▶ **What to produce**
Return every line of the records that includes the string "config".

====

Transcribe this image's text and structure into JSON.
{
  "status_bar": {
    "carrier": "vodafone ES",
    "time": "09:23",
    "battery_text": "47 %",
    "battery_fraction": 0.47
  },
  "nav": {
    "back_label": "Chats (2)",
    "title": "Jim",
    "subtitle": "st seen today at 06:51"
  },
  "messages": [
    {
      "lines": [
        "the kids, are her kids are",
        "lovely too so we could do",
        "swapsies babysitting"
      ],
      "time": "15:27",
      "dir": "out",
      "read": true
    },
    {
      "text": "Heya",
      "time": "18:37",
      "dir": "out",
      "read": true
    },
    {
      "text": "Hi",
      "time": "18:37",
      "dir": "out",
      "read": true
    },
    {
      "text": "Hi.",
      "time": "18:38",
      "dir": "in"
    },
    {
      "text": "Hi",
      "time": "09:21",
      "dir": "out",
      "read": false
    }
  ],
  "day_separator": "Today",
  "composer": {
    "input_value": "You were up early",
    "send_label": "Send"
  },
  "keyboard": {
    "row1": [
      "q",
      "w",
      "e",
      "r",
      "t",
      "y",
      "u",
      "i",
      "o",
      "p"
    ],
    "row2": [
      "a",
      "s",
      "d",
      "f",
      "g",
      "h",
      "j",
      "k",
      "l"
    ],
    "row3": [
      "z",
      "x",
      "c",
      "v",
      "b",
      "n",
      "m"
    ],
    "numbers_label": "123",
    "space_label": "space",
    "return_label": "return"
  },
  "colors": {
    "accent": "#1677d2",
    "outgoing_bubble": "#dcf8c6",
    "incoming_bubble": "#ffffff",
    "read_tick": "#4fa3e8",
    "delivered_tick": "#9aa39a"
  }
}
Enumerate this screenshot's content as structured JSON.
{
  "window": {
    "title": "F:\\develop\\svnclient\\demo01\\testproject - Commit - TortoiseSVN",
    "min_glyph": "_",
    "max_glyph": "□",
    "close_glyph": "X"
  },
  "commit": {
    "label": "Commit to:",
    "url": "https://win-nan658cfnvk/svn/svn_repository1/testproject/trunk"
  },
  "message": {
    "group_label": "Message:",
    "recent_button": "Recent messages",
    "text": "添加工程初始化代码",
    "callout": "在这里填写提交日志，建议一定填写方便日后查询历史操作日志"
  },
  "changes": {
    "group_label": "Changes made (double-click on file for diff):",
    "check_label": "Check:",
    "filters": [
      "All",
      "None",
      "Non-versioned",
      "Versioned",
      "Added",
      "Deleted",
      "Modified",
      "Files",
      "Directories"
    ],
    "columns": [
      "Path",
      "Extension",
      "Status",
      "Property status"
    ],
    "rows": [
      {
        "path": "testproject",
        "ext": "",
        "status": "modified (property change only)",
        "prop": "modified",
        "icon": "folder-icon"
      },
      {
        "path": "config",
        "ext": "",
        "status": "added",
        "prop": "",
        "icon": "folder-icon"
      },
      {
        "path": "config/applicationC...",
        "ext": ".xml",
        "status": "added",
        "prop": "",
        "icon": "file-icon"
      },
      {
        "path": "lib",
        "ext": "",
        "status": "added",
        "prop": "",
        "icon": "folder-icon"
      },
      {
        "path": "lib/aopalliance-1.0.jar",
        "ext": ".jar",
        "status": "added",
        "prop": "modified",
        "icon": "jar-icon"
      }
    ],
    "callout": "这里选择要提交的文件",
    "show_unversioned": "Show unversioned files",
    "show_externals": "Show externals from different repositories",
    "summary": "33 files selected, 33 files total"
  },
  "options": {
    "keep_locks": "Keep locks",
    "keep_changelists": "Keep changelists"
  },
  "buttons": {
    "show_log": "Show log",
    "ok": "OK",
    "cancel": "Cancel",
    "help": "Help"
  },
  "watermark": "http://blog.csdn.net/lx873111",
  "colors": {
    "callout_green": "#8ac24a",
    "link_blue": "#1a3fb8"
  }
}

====

▶ **Solution to this task**
        "path": "config",
        "path": "config/applicationC...",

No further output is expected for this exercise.